Exactly as they appear, output all of the entries.

Provided records: Begin

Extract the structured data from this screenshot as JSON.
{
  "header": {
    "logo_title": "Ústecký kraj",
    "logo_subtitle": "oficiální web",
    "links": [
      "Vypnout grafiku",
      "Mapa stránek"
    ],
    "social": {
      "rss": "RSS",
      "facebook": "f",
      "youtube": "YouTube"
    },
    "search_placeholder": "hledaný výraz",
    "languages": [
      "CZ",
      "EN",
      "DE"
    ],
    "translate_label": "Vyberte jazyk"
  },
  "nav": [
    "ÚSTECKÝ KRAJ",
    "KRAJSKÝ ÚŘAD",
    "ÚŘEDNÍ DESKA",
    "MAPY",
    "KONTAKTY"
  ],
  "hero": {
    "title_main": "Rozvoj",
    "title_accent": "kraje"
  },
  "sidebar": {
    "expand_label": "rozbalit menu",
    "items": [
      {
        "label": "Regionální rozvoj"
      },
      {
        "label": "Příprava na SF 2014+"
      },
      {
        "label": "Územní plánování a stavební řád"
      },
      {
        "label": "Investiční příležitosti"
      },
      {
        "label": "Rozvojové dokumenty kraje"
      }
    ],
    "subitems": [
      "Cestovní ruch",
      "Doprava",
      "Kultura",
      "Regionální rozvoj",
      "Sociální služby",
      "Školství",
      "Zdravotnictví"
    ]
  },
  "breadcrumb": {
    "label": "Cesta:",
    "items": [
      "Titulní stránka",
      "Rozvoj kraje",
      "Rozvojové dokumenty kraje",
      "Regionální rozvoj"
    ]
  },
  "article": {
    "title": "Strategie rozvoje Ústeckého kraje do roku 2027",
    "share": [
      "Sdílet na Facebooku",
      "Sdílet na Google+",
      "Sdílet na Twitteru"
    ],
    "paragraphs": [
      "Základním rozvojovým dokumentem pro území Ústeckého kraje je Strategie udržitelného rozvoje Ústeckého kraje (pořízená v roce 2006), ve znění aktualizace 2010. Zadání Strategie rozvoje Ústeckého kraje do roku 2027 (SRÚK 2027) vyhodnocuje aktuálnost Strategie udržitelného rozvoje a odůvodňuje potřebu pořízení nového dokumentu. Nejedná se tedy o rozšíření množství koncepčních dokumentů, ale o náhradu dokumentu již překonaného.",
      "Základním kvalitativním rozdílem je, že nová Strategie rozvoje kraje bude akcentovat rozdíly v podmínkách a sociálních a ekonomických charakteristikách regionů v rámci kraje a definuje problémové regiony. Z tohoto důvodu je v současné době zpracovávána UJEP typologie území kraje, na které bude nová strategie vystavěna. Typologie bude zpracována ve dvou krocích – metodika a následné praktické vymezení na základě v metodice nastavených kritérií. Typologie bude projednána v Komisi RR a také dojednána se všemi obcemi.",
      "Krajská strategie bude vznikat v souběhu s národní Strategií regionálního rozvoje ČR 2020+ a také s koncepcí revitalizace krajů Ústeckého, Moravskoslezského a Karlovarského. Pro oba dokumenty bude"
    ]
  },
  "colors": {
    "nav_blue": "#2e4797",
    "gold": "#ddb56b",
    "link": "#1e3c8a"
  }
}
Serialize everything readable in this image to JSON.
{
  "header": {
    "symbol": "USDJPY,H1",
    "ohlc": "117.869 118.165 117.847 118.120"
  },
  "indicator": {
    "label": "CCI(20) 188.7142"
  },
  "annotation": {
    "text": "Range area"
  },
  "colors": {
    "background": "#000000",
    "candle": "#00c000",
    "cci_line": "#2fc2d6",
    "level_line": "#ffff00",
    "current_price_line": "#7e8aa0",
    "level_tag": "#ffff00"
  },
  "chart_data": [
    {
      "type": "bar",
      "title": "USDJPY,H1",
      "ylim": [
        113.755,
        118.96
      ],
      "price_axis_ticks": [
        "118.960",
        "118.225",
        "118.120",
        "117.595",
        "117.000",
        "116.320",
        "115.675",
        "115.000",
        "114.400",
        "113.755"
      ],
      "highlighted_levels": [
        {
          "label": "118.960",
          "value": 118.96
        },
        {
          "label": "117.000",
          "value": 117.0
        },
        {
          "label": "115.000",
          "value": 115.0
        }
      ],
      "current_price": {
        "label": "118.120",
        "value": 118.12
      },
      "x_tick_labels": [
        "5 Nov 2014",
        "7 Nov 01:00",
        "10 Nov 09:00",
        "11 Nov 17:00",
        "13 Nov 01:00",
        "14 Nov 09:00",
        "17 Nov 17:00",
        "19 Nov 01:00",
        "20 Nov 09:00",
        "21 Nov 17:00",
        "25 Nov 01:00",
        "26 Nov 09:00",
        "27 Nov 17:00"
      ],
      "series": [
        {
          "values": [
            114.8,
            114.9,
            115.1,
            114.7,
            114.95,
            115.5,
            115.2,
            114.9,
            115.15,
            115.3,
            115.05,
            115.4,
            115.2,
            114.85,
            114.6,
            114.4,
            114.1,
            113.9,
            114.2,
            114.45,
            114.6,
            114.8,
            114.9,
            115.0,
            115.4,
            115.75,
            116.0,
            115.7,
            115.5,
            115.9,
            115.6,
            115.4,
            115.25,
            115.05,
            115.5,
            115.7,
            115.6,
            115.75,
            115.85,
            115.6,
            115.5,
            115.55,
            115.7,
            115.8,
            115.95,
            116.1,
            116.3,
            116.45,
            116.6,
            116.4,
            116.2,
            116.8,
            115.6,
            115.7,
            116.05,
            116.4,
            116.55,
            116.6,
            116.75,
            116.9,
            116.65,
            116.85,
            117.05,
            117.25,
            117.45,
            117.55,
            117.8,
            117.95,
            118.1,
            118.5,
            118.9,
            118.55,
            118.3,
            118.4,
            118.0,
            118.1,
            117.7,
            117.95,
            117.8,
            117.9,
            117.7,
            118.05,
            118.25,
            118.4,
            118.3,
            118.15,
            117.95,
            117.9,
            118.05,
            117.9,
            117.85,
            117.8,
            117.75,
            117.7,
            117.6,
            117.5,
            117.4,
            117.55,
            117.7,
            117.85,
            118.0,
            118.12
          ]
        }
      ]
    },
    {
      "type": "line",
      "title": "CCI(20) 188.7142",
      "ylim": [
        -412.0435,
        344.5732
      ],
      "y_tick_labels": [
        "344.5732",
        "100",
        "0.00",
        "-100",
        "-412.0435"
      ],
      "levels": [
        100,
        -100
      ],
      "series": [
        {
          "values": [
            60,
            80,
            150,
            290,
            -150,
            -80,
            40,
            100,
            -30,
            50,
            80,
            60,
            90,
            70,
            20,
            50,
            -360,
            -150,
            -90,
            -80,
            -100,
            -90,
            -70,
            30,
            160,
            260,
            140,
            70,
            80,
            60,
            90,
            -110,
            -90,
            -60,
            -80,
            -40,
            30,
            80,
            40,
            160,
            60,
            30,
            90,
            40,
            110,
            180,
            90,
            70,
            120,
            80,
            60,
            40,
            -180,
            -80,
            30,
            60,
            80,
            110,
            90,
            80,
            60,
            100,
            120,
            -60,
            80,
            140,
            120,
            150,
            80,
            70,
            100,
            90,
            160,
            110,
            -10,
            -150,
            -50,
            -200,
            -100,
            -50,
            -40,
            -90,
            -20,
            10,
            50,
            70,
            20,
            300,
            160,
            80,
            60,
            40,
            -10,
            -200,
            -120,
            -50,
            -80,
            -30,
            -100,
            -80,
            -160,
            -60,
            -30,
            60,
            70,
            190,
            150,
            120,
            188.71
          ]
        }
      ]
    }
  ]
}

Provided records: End

■ Answer to this problem ■
Extract the structured data from this screenshot as JSON.
{
  "header": {
    "logo_title": "Ústecký kraj",
    "logo_subtitle": "oficiální web",
    "links": [
      "Vypnout grafiku",
      "Mapa stránek"
    ],
    "social": {
      "rss": "RSS",
      "facebook": "f",
      "youtube": "YouTube"
    },
    "search_placeholder": "hledaný výraz",
    "languages": [
      "CZ",
      "EN",
      "DE"
    ],
    "translate_label": "Vyberte jazyk"
  },
  "nav": [
    "ÚSTECKÝ KRAJ",
    "KRAJSKÝ ÚŘAD",
    "ÚŘEDNÍ DESKA",
    "MAPY",
    "KONTAKTY"
  ],
  "hero": {
    "title_main": "Rozvoj",
    "title_accent": "kraje"
  },
  "sidebar": {
    "expand_label": "rozbalit menu",
    "items": [
      {
        "label": "Regionální rozvoj"
      },
      {
        "label": "Příprava na SF 2014+"
      },
      {
        "label": "Územní plánování a stavební řád"
      },
      {
        "label": "Investiční příležitosti"
      },
      {
        "label": "Rozvojové dokumenty kraje"
      }
    ],
    "subitems": [
      "Cestovní ruch",
      "Doprava",
      "Kultura",
      "Regionální rozvoj",
      "Sociální služby",
      "Školství",
      "Zdravotnictví"
    ]
  },
  "breadcrumb": {
    "label": "Cesta:",
    "items": [
      "Titulní stránka",
      "Rozvoj kraje",
      "Rozvojové dokumenty kraje",
      "Regionální rozvoj"
    ]
  },
  "article": {
    "title": "Strategie rozvoje Ústeckého kraje do roku 2027",
    "share": [
      "Sdílet na Facebooku",
      "Sdílet na Google+",
      "Sdílet na Twitteru"
    ],
    "paragraphs": [
      "Základním rozvojovým dokumentem pro území Ústeckého kraje je Strategie udržitelného rozvoje Ústeckého kraje (pořízená v roce 2006), ve znění aktualizace 2010. Zadání Strategie rozvoje Ústeckého kraje do roku 2027 (SRÚK 2027) vyhodnocuje aktuálnost Strategie udržitelného rozvoje a odůvodňuje potřebu pořízení nového dokumentu. Nejedná se tedy o rozšíření množství koncepčních dokumentů, ale o náhradu dokumentu již překonaného.",
      "Základním kvalitativním rozdílem je, že nová Strategie rozvoje kraje bude akcentovat rozdíly v podmínkách a sociálních a ekonomických charakteristikách regionů v rámci kraje a definuje problémové regiony. Z tohoto důvodu je v současné době zpracovávána UJEP typologie území kraje, na které bude nová strategie vystavěna. Typologie bude zpracována ve dvou krocích – metodika a následné praktické vymezení na základě v metodice nastavených kritérií. Typologie bude projednána v Komisi RR a také dojednána se všemi obcemi.",
      "Krajská strategie bude vznikat v souběhu s národní Strategií regionálního rozvoje ČR 2020+ a také s koncepcí revitalizace krajů Ústeckého, Moravskoslezského a Karlovarského. Pro oba dokumenty bude"
    ]
  },
  "colors": {
    "nav_blue": "#2e4797",
    "gold": "#ddb56b",
    "link": "#1e3c8a"
  }
}
Serialize everything readable in this image to JSON.
{
  "header": {
    "symbol": "USDJPY,H1",
    "ohlc": "117.869 118.165 117.847 118.120"
  },
  "indicator": {
    "label": "CCI(20) 188.7142"
  },
  "annotation": {
    "text": "Range area"
  },
  "colors": {
    "background": "#000000",
    "candle": "#00c000",
    "cci_line": "#2fc2d6",
    "level_line": "#ffff00",
    "current_price_line": "#7e8aa0",
    "level_tag": "#ffff00"
  },
  "chart_data": [
    {
      "type": "bar",
      "title": "USDJPY,H1",
      "ylim": [
        113.755,
        118.96
      ],
      "price_axis_ticks": [
        "118.960",
        "118.225",
        "118.120",
        "117.595",
        "117.000",
        "116.320",
        "115.675",
        "115.000",
        "114.400",
        "113.755"
      ],
      "highlighted_levels": [
        {
          "label": "118.960",
          "value": 118.96
        },
        {
          "label": "117.000",
          "value": 117.0
        },
        {
          "label": "115.000",
          "value": 115.0
        }
      ],
      "current_price": {
        "label": "118.120",
        "value": 118.12
      },
      "x_tick_labels": [
        "5 Nov 2014",
        "7 Nov 01:00",
        "10 Nov 09:00",
        "11 Nov 17:00",
        "13 Nov 01:00",
        "14 Nov 09:00",
        "17 Nov 17:00",
        "19 Nov 01:00",
        "20 Nov 09:00",
        "21 Nov 17:00",
        "25 Nov 01:00",
        "26 Nov 09:00",
        "27 Nov 17:00"
      ],
      "series": [
        {
          "values": [
            114.8,
            114.9,
            115.1,
            114.7,
            114.95,
            115.5,
            115.2,
            114.9,
            115.15,
            115.3,
            115.05,
            115.4,
            115.2,
            114.85,
            114.6,
            114.4,
            114.1,
            113.9,
            114.2,
            114.45,
            114.6,
            114.8,
            114.9,
            115.0,
            115.4,
            115.75,
            116.0,
            115.7,
            115.5,
            115.9,
            115.6,
            115.4,
            115.25,
            115.05,
            115.5,
            115.7,
            115.6,
            115.75,
            115.85,
            115.6,
            115.5,
            115.55,
            115.7,
            115.8,
            115.95,
            116.1,
            116.3,
            116.45,
            116.6,
            116.4,
            116.2,
            116.8,
            115.6,
            115.7,
            116.05,
            116.4,
            116.55,
            116.6,
            116.75,
            116.9,
            116.65,
            116.85,
            117.05,
            117.25,
            117.45,
            117.55,
            117.8,
            117.95,
            118.1,
            118.5,
            118.9,
            118.55,
            118.3,
            118.4,
            118.0,
            118.1,
            117.7,
            117.95,
            117.8,
            117.9,
            117.7,
            118.05,
            118.25,
            118.4,
            118.3,
            118.15,
            117.95,
            117.9,
            118.05,
            117.9,
            117.85,
            117.8,
            117.75,
            117.7,
            117.6,
            117.5,
            117.4,
            117.55,
            117.7,
            117.85,
            118.0,
            118.12
          ]
        }
      ]
    },
    {
      "type": "line",
      "title": "CCI(20) 188.7142",
      "ylim": [
        -412.0435,
        344.5732
      ],
      "y_tick_labels": [
        "344.5732",
        "100",
        "0.00",
        "-100",
        "-412.0435"
      ],
      "levels": [
        100,
        -100
      ],
      "series": [
        {
          "values": [
            60,
            80,
            150,
            290,
            -150,
            -80,
            40,
            100,
            -30,
            50,
            80,
            60,
            90,
            70,
            20,
            50,
            -360,
            -150,
            -90,
            -80,
            -100,
            -90,
            -70,
            30,
            160,
            260,
            140,
            70,
            80,
            60,
            90,
            -110,
            -90,
            -60,
            -80,
            -40,
            30,
            80,
            40,
            160,
            60,
            30,
            90,
            40,
            110,
            180,
            90,
            70,
            120,
            80,
            60,
            40,
            -180,
            -80,
            30,
            60,
            80,
            110,
            90,
            80,
            60,
            100,
            120,
            -60,
            80,
            140,
            120,
            150,
            80,
            70,
            100,
            90,
            160,
            110,
            -10,
            -150,
            -50,
            -200,
            -100,
            -50,
            -40,
            -90,
            -20,
            10,
            50,
            70,
            20,
            300,
            160,
            80,
            60,
            40,
            -10,
            -200,
            -120,
            -50,
            -80,
            -30,
            -100,
            -80,
            -160,
            -60,
            -30,
            60,
            70,
            190,
            150,
            120,
            188.71
          ]
        }
      ]
    }
  ]
}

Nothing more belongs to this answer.